> [Prompt]:
The answer must be every line below that holds the word "chevron".

> [Data to examine]:
---

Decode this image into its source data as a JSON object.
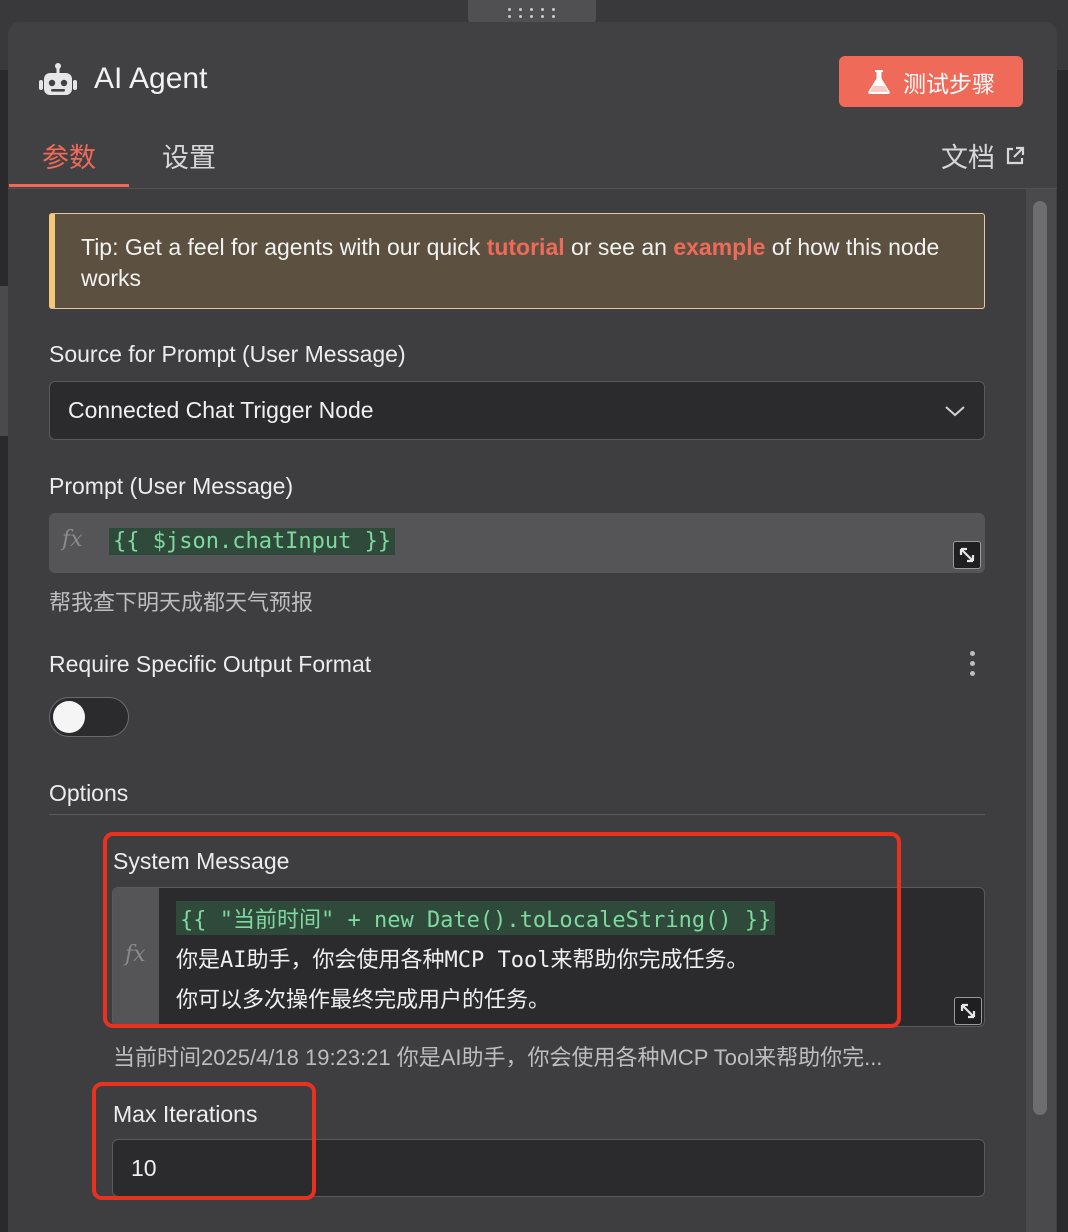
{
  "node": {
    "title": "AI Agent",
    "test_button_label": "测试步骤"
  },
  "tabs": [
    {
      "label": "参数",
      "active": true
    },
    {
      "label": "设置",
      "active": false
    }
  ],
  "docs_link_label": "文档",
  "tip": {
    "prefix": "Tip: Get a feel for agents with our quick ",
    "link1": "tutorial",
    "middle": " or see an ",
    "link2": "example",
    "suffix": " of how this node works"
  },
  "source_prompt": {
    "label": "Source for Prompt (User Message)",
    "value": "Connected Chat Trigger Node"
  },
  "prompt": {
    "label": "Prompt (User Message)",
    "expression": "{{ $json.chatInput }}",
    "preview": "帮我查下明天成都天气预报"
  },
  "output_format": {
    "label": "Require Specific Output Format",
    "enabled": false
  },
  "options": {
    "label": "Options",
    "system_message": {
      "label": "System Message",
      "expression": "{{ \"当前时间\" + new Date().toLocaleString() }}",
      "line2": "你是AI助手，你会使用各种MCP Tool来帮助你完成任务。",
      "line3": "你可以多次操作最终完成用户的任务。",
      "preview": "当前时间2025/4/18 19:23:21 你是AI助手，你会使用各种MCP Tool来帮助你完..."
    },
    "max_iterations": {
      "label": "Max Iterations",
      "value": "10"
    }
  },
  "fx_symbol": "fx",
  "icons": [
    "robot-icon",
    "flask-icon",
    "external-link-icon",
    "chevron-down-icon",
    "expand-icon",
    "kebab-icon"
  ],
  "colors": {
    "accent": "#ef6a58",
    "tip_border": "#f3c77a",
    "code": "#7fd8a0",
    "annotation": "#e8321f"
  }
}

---

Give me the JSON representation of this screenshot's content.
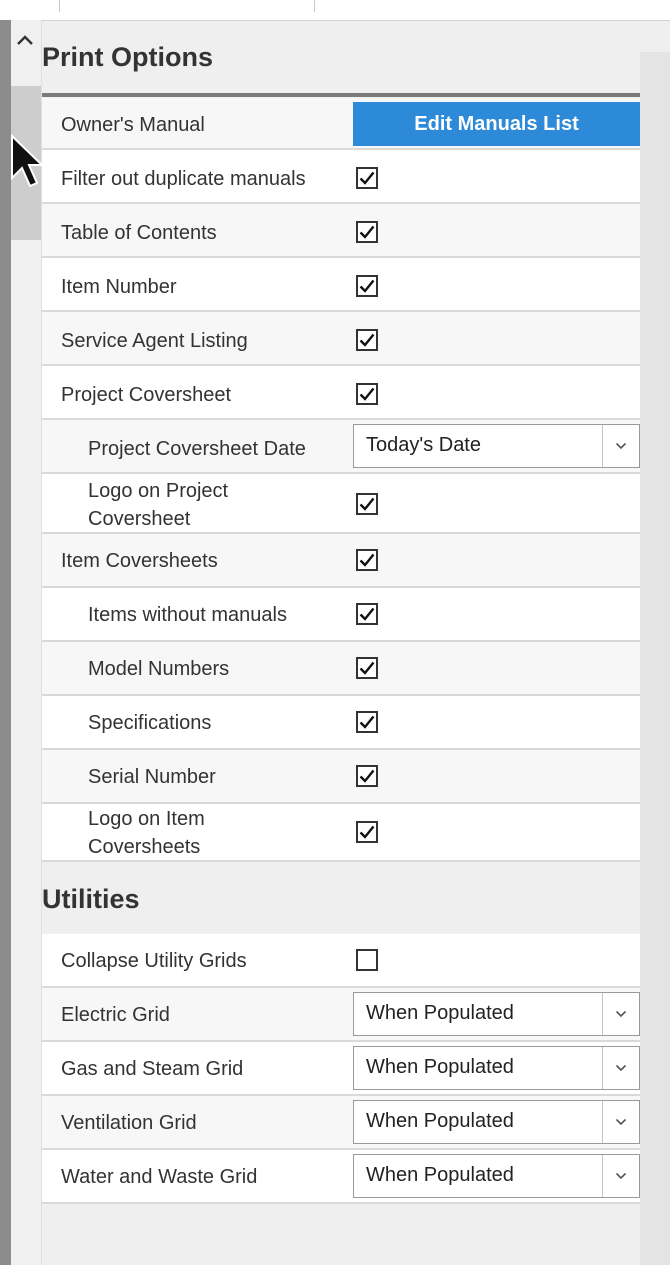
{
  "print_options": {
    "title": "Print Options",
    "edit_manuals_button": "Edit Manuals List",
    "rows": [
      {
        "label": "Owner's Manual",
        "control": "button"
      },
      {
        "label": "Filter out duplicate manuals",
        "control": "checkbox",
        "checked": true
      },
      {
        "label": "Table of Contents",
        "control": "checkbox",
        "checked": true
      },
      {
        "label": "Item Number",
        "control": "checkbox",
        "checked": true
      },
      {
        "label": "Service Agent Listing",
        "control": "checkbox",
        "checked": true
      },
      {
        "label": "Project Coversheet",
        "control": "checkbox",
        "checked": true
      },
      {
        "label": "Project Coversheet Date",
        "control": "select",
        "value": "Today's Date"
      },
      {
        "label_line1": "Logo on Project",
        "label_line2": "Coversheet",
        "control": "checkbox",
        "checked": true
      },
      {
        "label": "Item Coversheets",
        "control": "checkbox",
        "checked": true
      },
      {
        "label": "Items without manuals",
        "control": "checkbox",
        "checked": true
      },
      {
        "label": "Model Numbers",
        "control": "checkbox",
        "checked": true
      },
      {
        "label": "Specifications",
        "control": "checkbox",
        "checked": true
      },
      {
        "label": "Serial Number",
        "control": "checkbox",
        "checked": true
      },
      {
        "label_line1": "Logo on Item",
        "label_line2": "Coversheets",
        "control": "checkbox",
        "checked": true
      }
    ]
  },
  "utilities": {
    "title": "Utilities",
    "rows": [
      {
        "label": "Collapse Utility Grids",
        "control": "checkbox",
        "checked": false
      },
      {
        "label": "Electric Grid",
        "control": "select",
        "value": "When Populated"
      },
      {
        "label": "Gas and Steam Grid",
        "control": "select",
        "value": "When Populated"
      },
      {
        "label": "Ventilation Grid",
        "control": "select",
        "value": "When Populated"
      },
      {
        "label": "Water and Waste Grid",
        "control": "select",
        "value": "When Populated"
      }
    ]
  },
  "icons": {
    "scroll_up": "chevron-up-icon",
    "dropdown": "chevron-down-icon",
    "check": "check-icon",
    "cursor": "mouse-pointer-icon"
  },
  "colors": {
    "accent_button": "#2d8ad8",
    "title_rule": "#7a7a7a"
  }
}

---

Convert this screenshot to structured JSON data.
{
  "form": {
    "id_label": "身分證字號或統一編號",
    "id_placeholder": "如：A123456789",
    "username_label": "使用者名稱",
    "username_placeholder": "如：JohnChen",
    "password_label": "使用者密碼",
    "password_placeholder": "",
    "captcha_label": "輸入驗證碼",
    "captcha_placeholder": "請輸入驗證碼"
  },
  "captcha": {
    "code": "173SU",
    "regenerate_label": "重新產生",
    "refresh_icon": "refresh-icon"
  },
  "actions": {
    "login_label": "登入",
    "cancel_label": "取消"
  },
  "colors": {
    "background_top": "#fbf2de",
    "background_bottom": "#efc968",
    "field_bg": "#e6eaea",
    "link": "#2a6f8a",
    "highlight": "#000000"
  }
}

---

> [Reply to the exercise]:
    "chevron-down-icon",
    "scroll_up": "chevron-up-icon",
    "dropdown": "chevron-down-icon",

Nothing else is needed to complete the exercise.